Environmental situation Natural resources under threat by economic growth and climate change

The environment in Bangladesh is being progressively degraded, mostly as a result of climate change, a high population density and poverty.

Soil erosion and deforestation are destroying forests, wetlands and farmland. The rise in industrial production is also taking its toll on the environment – for instance because untreated wastewater is being dumped into the country's rivers. In addition, a proportion of the country's drinking water is contaminated by natural deposits of arsenic. Drinking the contaminated water over long periods of time can cause serious illnesses.


Although agriculture in Bangladesh contributes only about twelve per cent of the country's value creation, some 38 per cent of the working population is employed in the agricultural sector. Rice is the most important crop. The fertile lowlands are regularly flooded, so that several harvests a year can be produced. Bangladesh is the world’s third biggest producer of rice after China and India, producing 35.65 million tons of rice.

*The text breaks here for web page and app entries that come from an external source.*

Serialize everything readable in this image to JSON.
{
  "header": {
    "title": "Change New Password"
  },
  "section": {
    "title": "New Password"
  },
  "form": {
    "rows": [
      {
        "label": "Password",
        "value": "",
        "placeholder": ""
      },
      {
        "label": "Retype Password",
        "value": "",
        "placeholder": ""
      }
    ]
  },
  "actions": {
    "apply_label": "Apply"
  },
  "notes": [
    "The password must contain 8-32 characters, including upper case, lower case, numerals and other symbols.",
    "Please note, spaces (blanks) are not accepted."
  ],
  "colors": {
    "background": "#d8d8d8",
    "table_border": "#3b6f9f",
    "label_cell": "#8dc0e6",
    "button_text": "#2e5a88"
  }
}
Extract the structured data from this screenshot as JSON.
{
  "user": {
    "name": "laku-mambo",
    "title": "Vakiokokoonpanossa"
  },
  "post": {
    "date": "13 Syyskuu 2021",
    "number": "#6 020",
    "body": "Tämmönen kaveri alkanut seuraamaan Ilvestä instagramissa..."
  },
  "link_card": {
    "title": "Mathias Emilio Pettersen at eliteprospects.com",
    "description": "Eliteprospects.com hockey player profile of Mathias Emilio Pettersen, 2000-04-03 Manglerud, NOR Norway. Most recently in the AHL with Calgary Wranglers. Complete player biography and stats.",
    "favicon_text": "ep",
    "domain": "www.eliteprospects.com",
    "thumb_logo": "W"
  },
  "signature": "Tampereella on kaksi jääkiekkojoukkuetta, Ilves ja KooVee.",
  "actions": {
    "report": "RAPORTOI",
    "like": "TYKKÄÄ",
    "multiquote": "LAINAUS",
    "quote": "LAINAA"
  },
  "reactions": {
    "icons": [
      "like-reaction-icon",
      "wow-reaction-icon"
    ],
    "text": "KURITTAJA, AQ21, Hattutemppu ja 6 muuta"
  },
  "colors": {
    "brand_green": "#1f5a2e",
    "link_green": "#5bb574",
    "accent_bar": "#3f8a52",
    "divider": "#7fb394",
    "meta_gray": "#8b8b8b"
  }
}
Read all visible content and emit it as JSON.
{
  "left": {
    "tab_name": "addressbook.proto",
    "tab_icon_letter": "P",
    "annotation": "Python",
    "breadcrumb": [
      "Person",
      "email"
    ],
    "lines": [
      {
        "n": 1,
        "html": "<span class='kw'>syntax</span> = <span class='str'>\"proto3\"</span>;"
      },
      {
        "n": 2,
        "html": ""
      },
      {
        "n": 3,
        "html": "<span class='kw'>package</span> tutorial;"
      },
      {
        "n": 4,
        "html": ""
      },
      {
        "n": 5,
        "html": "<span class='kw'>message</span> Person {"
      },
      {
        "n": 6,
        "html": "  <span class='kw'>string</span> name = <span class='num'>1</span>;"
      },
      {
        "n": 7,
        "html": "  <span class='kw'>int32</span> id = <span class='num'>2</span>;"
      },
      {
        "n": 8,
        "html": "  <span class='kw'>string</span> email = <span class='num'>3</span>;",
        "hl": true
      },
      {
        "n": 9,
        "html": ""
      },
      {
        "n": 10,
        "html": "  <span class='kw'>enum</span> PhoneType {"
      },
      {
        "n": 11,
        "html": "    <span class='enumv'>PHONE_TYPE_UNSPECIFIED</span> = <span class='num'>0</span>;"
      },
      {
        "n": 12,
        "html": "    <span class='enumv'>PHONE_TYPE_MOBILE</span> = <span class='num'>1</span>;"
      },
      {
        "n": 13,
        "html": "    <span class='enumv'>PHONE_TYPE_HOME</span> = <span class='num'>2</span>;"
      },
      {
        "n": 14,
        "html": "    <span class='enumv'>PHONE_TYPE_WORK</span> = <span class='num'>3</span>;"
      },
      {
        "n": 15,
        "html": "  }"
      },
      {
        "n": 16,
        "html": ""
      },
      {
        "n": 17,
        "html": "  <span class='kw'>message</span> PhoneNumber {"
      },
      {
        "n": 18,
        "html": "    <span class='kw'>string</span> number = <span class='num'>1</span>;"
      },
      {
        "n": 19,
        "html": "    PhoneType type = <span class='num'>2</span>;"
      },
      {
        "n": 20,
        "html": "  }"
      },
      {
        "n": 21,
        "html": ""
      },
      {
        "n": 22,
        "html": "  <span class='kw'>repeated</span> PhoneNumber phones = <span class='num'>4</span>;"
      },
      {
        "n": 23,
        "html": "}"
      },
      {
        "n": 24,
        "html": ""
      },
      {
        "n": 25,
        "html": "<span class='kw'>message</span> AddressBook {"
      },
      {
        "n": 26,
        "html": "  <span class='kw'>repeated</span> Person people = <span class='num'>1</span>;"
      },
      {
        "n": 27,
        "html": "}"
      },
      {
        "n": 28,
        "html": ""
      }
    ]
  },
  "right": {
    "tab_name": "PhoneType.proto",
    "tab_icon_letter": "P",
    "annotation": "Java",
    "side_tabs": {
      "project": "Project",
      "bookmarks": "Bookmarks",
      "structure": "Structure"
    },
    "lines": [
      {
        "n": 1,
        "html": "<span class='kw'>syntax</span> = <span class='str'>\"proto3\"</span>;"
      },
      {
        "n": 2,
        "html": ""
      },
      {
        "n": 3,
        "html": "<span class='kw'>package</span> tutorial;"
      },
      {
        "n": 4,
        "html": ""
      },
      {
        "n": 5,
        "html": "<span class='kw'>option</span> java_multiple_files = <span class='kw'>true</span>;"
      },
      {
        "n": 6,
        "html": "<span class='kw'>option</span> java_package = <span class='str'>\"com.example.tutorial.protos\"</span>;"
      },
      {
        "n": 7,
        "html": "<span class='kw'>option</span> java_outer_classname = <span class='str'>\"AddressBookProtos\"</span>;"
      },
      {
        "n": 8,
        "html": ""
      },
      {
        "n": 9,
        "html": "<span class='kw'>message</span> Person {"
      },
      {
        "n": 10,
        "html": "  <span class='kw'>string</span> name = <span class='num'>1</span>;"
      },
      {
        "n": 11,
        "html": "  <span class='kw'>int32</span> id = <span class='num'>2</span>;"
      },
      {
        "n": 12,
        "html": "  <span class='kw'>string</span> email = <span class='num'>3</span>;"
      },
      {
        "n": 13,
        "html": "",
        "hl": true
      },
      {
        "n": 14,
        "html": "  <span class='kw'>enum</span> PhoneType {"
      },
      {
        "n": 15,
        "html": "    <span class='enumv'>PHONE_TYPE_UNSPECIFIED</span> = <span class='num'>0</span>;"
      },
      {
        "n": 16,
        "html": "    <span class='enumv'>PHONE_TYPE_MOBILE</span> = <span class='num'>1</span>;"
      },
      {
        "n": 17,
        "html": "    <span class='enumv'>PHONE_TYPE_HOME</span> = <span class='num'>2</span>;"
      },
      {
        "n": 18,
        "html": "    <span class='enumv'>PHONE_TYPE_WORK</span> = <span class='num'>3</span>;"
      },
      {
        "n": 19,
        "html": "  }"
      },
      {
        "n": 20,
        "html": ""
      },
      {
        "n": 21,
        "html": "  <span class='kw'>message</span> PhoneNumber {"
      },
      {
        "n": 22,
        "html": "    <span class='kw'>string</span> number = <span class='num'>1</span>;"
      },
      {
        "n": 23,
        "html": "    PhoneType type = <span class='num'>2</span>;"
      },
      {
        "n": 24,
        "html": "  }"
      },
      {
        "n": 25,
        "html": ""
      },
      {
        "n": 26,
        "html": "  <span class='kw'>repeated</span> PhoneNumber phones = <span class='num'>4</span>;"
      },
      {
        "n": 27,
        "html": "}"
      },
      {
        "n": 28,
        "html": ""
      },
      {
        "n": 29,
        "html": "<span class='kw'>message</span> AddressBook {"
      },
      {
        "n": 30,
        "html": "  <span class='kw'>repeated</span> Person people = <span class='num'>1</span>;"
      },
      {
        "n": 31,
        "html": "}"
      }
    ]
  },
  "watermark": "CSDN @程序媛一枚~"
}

So far, food production has kept pace with population growth, however Russia’s war of aggression on Ukraine has driven up the price of imported food dramatically. The government is trying to respond with subsidies. The country’s unstable climatic conditions further increase the risk of food crises. Floods are becoming more severe, with the result that harvests are being wiped out and improvements to infrastructure are being washed away. Experts reckon that climate change is likely to exacerbate these problems even further in the future, and that agricultural production will decline as a result.

As at: 14/02/2023